Remain in the Home

A child protective services (CPS) worker who determines that a child can remain safely in the home with his or her family or caregiver then conducts a comprehensive family assessment with the family to determine the services needed to minimize both the risk of child maltreatment and the factors that contributed to this risk. The caseworker will engage the family, develop the case plan, and refer for appropriate services.

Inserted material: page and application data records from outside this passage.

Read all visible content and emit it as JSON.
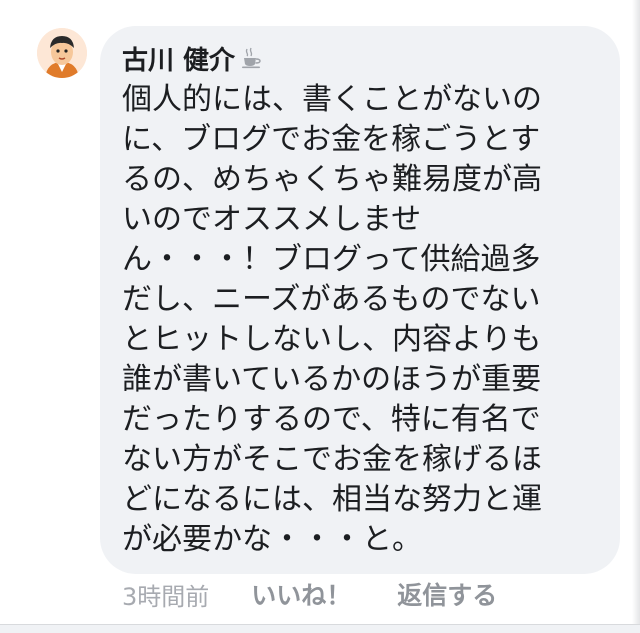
{
  "comment": {
    "author_name": "古川 健介",
    "author_badge_icon": "coffee-cup-icon",
    "avatar_icon": "cartoon-face-icon",
    "lines": [
      "個人的には、書くことがないの",
      "に、ブログでお金を稼ごうとす",
      "るの、めちゃくちゃ難易度が高",
      "いのでオススメしませ",
      "ん・・・！ブログって供給過多",
      "だし、ニーズがあるものでない",
      "とヒットしないし、内容よりも",
      "誰が書いているかのほうが重要",
      "だったりするので、特に有名で",
      "ない方がそこでお金を稼げるほ",
      "どになるには、相当な努力と運",
      "が必要かな・・・と。"
    ]
  },
  "actions": {
    "timestamp": "3時間前",
    "like_label": "いいね！",
    "reply_label": "返信する"
  },
  "colors": {
    "bubble_bg": "#f0f2f5",
    "text": "#1c1e21",
    "meta_text": "#90949a",
    "timestamp_text": "#a7aab0"
  }
}
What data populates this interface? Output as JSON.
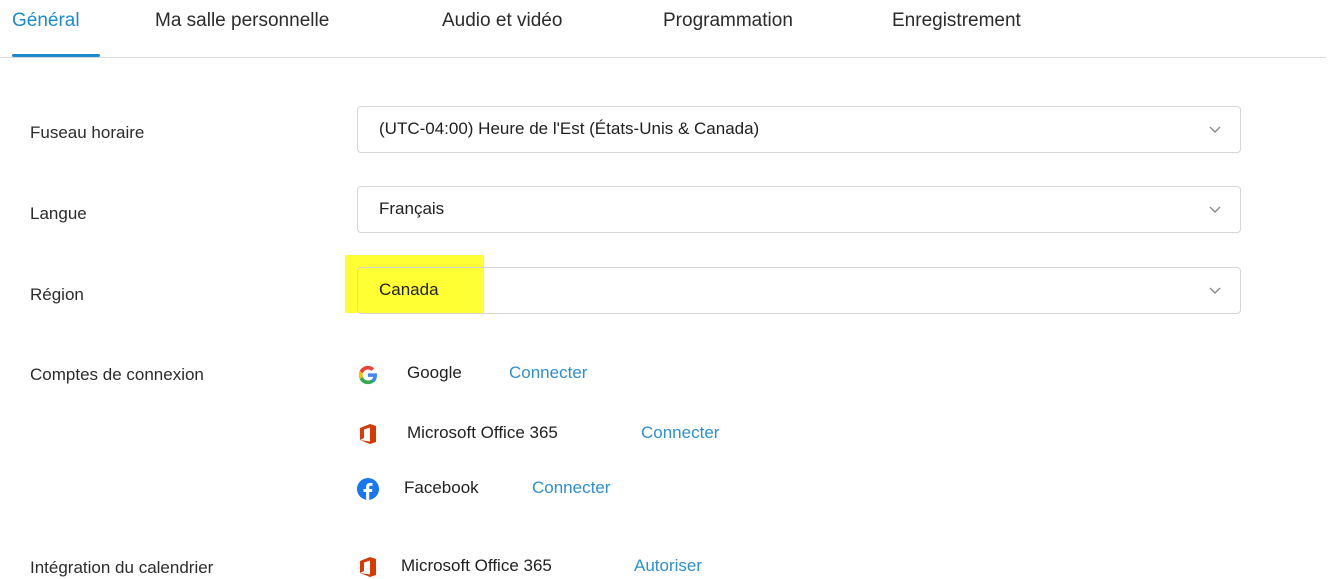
{
  "tabs": [
    {
      "label": "Général",
      "active": true
    },
    {
      "label": "Ma salle personnelle",
      "active": false
    },
    {
      "label": "Audio et vidéo",
      "active": false
    },
    {
      "label": "Programmation",
      "active": false
    },
    {
      "label": "Enregistrement",
      "active": false
    }
  ],
  "settings": {
    "timezone": {
      "label": "Fuseau horaire",
      "value": "(UTC-04:00) Heure de l'Est (États-Unis & Canada)"
    },
    "language": {
      "label": "Langue",
      "value": "Français"
    },
    "region": {
      "label": "Région",
      "value": "Canada"
    }
  },
  "accounts": {
    "label": "Comptes de connexion",
    "items": [
      {
        "name": "Google",
        "action": "Connecter",
        "icon": "google-icon"
      },
      {
        "name": "Microsoft Office 365",
        "action": "Connecter",
        "icon": "office-icon"
      },
      {
        "name": "Facebook",
        "action": "Connecter",
        "icon": "facebook-icon"
      }
    ]
  },
  "calendar": {
    "label": "Intégration du calendrier",
    "items": [
      {
        "name": "Microsoft Office 365",
        "action": "Autoriser",
        "icon": "office-icon"
      }
    ]
  },
  "colors": {
    "accent": "#1a8ccc",
    "link": "#2e8fd0",
    "highlight": "#ffff33",
    "office": "#d83b01",
    "facebook": "#1877f2"
  }
}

Once the case plan has been developed, the caseworker provides or arranges for services identified in the plan to help family members achieve or accomplish the plan's outcomes, goals, and tasks. Selecting and matching interventions and services is important in the casework process. Child maltreatment is caused by multiple and interacting factors, so interventions need to address as many of these contributing issues as possible. These include mental health and/or substance abuse treatment, parent education, and services to all family members that address trauma and concrete needs such as housing and child care. The ultimate goals are to keep the child safe, ensure the child’s overall well-being, strengthen the family, reduce the need for agency involvement, minimize the risk of a recurrence of maltreatment, and close the case when appropriate and safe.

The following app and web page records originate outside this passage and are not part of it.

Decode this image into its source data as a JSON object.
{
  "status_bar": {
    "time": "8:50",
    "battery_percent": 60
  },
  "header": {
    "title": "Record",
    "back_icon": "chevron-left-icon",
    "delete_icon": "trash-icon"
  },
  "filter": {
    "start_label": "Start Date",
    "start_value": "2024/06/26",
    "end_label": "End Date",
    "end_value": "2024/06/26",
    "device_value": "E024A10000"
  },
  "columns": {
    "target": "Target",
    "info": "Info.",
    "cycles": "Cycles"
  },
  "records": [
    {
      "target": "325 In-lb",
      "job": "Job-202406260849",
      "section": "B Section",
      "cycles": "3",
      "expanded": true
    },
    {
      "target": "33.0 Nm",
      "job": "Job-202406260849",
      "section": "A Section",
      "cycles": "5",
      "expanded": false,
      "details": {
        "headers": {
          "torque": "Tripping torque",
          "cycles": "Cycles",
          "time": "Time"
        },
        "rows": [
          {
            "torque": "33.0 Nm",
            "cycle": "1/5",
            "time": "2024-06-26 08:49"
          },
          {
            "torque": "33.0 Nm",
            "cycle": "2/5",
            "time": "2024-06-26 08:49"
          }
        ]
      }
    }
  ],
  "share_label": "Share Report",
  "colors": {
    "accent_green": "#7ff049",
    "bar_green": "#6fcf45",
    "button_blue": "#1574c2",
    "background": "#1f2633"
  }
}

Services to families with children that remain in their homes, sometimes referred to as family support or family preservation services, are provided at three levels, namely: 

  • Minimal services, such as education and support that address basic parenting skills, including the use of age appropriate discipline techniques and establishment of realistic expectations for a child or that address home maintenance skills, including effective home cleaning, grocery shopping, and budgeting
  • Intermediate services, such as family therapy, outpatient substance abuse, or mental health treatment for the parent and/or the child or the provision of respite care for caregivers to relieve the stress that contributed to the maltreatment
  • Intensive services, such as a family preservation effort that requires an intensive family intervention by a caseworker for a short period of time to resolve issues contributing to maltreatment

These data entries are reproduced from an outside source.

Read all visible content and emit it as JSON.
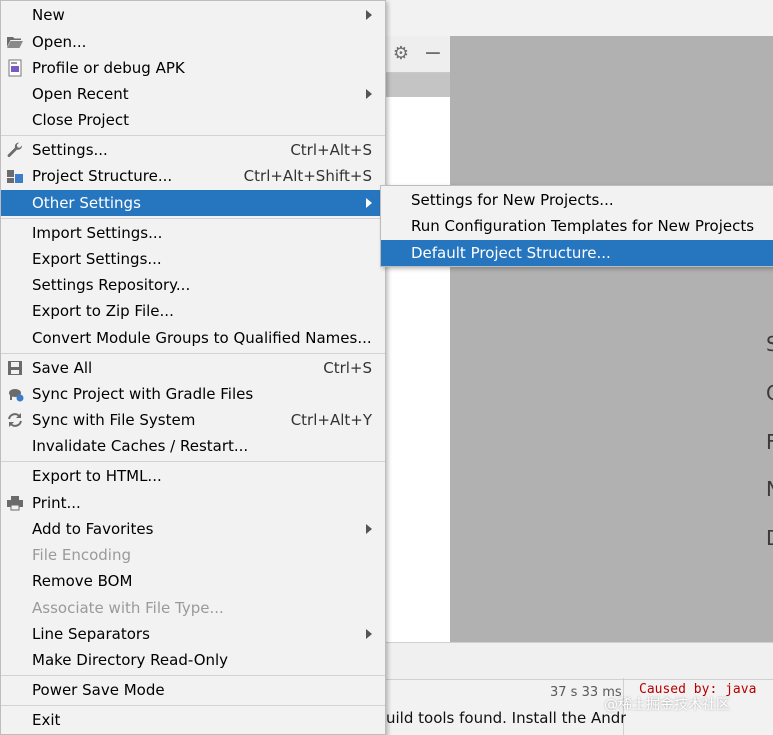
{
  "file_menu": {
    "items": {
      "new": {
        "label": "New"
      },
      "open": {
        "label": "Open..."
      },
      "profile_debug_apk": {
        "label": "Profile or debug APK"
      },
      "open_recent": {
        "label": "Open Recent"
      },
      "close_project": {
        "label": "Close Project"
      },
      "settings": {
        "label": "Settings...",
        "shortcut": "Ctrl+Alt+S"
      },
      "project_structure": {
        "label": "Project Structure...",
        "shortcut": "Ctrl+Alt+Shift+S"
      },
      "other_settings": {
        "label": "Other Settings"
      },
      "import_settings": {
        "label": "Import Settings..."
      },
      "export_settings": {
        "label": "Export Settings..."
      },
      "settings_repository": {
        "label": "Settings Repository..."
      },
      "export_zip": {
        "label": "Export to Zip File..."
      },
      "convert_module_groups": {
        "label": "Convert Module Groups to Qualified Names..."
      },
      "save_all": {
        "label": "Save All",
        "shortcut": "Ctrl+S"
      },
      "sync_gradle": {
        "label": "Sync Project with Gradle Files"
      },
      "sync_file_system": {
        "label": "Sync with File System",
        "shortcut": "Ctrl+Alt+Y"
      },
      "invalidate_caches": {
        "label": "Invalidate Caches / Restart..."
      },
      "export_html": {
        "label": "Export to HTML..."
      },
      "print": {
        "label": "Print..."
      },
      "add_favorites": {
        "label": "Add to Favorites"
      },
      "file_encoding": {
        "label": "File Encoding"
      },
      "remove_bom": {
        "label": "Remove BOM"
      },
      "associate_file_type": {
        "label": "Associate with File Type..."
      },
      "line_separators": {
        "label": "Line Separators"
      },
      "make_read_only": {
        "label": "Make Directory Read-Only"
      },
      "power_save": {
        "label": "Power Save Mode"
      },
      "exit": {
        "label": "Exit"
      }
    }
  },
  "submenu": {
    "items": {
      "settings_new_projects": {
        "label": "Settings for New Projects..."
      },
      "run_config_templates": {
        "label": "Run Configuration Templates for New Projects"
      },
      "default_project_structure": {
        "label": "Default Project Structure..."
      }
    }
  },
  "background": {
    "editor_glyphs": [
      "S",
      "C",
      "F",
      "N",
      "D"
    ],
    "build_time": "37 s 33 ms",
    "console_text": "Caused by: java",
    "build_line": "uild tools found. Install the Andro",
    "watermark": "@稀土掘金技术社区"
  },
  "colors": {
    "menu_bg": "#f2f2f2",
    "selection": "#2675bf",
    "disabled_text": "#9a9a9a",
    "editor_bg": "#b1b1b1",
    "console_error": "#b80000"
  },
  "icons": {
    "open": "folder-open-icon",
    "profile_apk": "apk-icon",
    "settings": "wrench-icon",
    "project_structure": "project-structure-icon",
    "save_all": "save-icon",
    "sync_gradle": "gradle-sync-icon",
    "sync_fs": "refresh-icon",
    "print": "printer-icon",
    "gear": "gear-icon",
    "minimize": "minus-icon"
  }
}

Groups other than the child welfare agency can provide many of these services, particularly at the minimal or intermediate level, and are often community-based or come from informal support systems. At the intensive level, private providers with whom the agency contracts can render specialized or intensive services as needed.

When the risk of further maltreatment is minimized and the goals of the case plan are met, then the case is closed and no further contact with the child welfare agency is required. If, however, sufficient progress is not made, maltreatment recurs, or anything else happens that endangers the child’s safety, then the CPS agency will reconsider whether the child should be removed from the home.

If the case is closed and another allegation of maltreatment is reported, then the case could be reopened and the CPS process begun again.